EXTRACTED ENTRIES ▸
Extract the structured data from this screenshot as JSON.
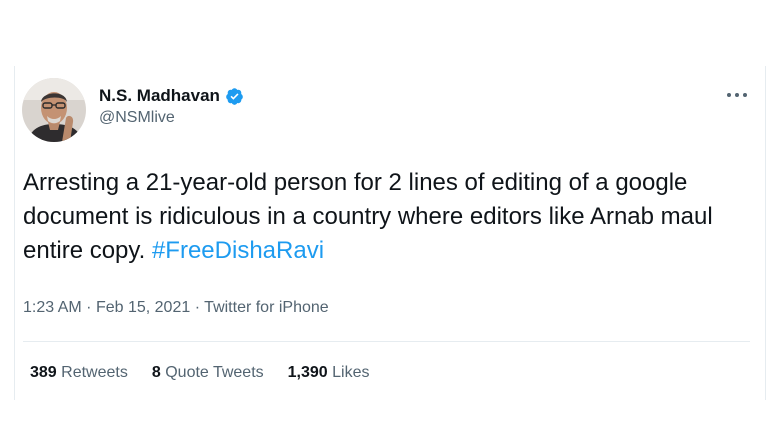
{
  "author": {
    "display_name": "N.S. Madhavan",
    "handle": "@NSMlive",
    "verified": true,
    "avatar_icon": "profile-photo"
  },
  "more_icon": "ellipsis-horizontal-icon",
  "tweet": {
    "text": "Arresting a 21-year-old person for 2 lines of editing of a google document is ridiculous in a country where editors like Arnab maul entire copy. ",
    "hashtag": "#FreeDishaRavi"
  },
  "meta": {
    "time": "1:23 AM",
    "separator": "·",
    "date": "Feb 15, 2021",
    "source": "Twitter for iPhone"
  },
  "stats": {
    "retweets_count": "389",
    "retweets_label": "Retweets",
    "quotes_count": "8",
    "quotes_label": "Quote Tweets",
    "likes_count": "1,390",
    "likes_label": "Likes"
  },
  "colors": {
    "text_primary": "#0f1419",
    "text_secondary": "#536471",
    "link_blue": "#1d9bf0",
    "verified_blue": "#1d9bf0",
    "border": "#e6ecf0"
  }
}
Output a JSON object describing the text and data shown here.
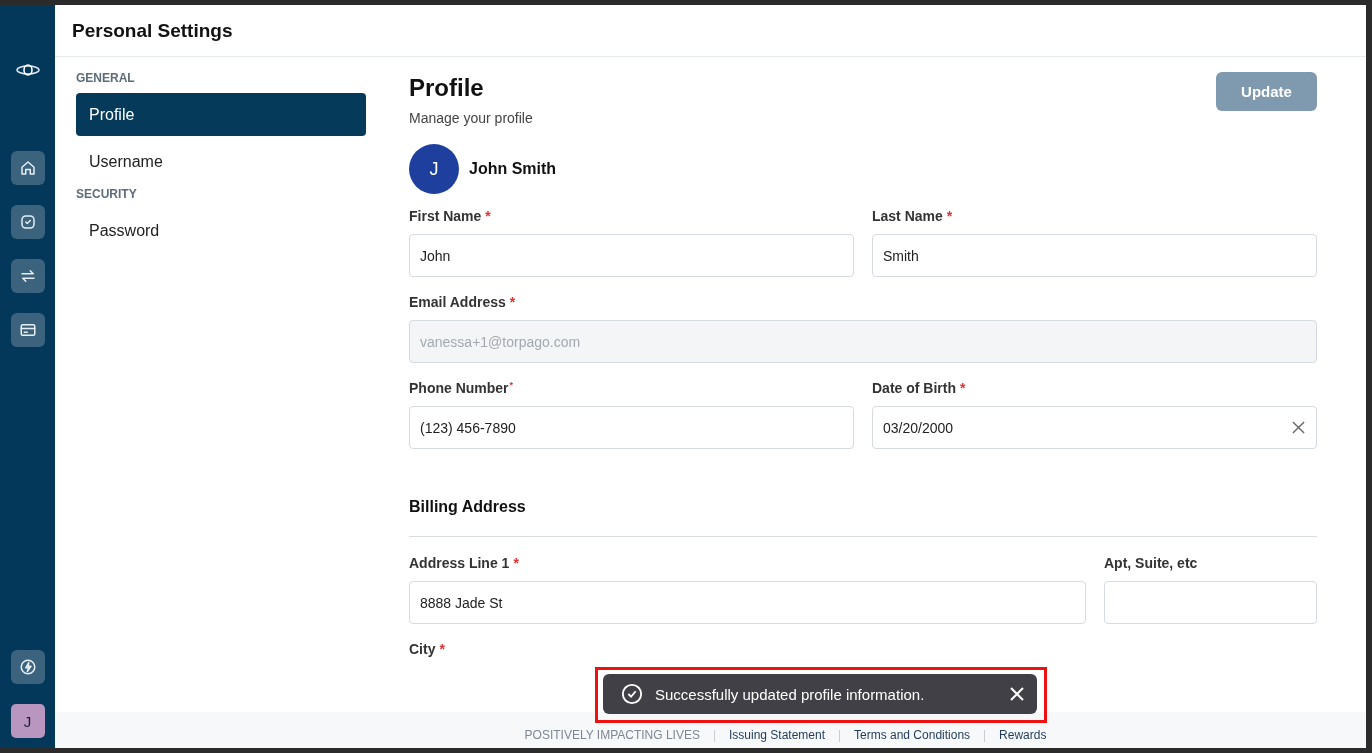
{
  "rail": {
    "avatar": "J"
  },
  "header": {
    "title": "Personal Settings"
  },
  "nav": [
    {
      "section": "GENERAL",
      "items": [
        {
          "label": "Profile",
          "selected": true
        },
        {
          "label": "Username",
          "selected": false
        }
      ]
    },
    {
      "section": "SECURITY",
      "items": [
        {
          "label": "Password",
          "selected": false
        }
      ]
    }
  ],
  "profile": {
    "title": "Profile",
    "subtitle": "Manage your profile",
    "update_button": {
      "label": "Update",
      "disabled": true
    },
    "avatar": "J",
    "name": "John Smith"
  },
  "rows": [
    {
      "kind": "pair",
      "fields": [
        {
          "label": "First Name",
          "mark": "*",
          "value": "John"
        },
        {
          "label": "Last Name",
          "mark": "*",
          "value": "Smith"
        }
      ]
    },
    {
      "kind": "single",
      "fields": [
        {
          "label": "Email Address",
          "mark": "*",
          "value": "vanessa+1@torpago.com",
          "disabled": true
        }
      ]
    },
    {
      "kind": "pair",
      "fields": [
        {
          "label": "Phone Number",
          "mark": "*",
          "raised": true,
          "value": "(123) 456-7890"
        },
        {
          "label": "Date of Birth",
          "mark": "*",
          "value": "03/20/2000",
          "clearable": true
        }
      ]
    }
  ],
  "billing": {
    "title": "Billing Address",
    "rows": [
      {
        "kind": "address",
        "fields": [
          {
            "label": "Address Line 1",
            "mark": "*",
            "value": "8888 Jade St"
          },
          {
            "label": "Apt, Suite, etc",
            "kind": "input"
          }
        ]
      },
      {
        "kind": "label_only",
        "fields": [
          {
            "label": "City",
            "mark": "*",
            "kind": "label"
          }
        ]
      }
    ]
  },
  "footer": {
    "links": [
      {
        "label": "POSITIVELY IMPACTING LIVES",
        "muted": true
      },
      {
        "label": "Issuing Statement"
      },
      {
        "label": "Terms and Conditions"
      },
      {
        "label": "Rewards"
      }
    ]
  },
  "toast": {
    "message": "Successfully updated profile information.",
    "highlighted": true
  }
}
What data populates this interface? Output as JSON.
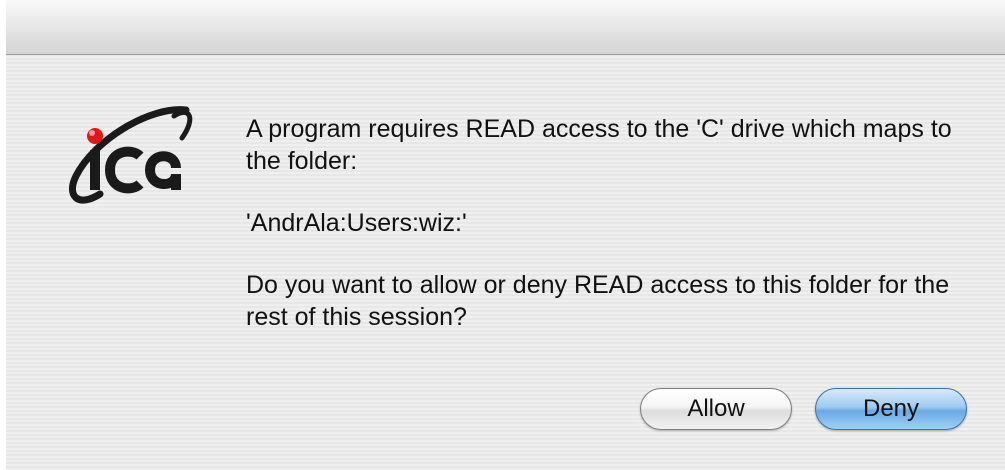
{
  "dialog": {
    "logo_text": "ica",
    "message_line1": "A program requires READ access to the 'C' drive which maps to the folder:",
    "folder_path": "'AndrAla:Users:wiz:'",
    "question": "Do you want to allow or deny READ access to this folder for the rest of this session?",
    "allow_label": "Allow",
    "deny_label": "Deny",
    "default_button": "Deny"
  },
  "colors": {
    "logo_dot": "#e01818",
    "default_button": "#6aa9e3"
  }
}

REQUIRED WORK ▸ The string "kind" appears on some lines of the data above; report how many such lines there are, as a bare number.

WRITTEN ANSWER ▸ 7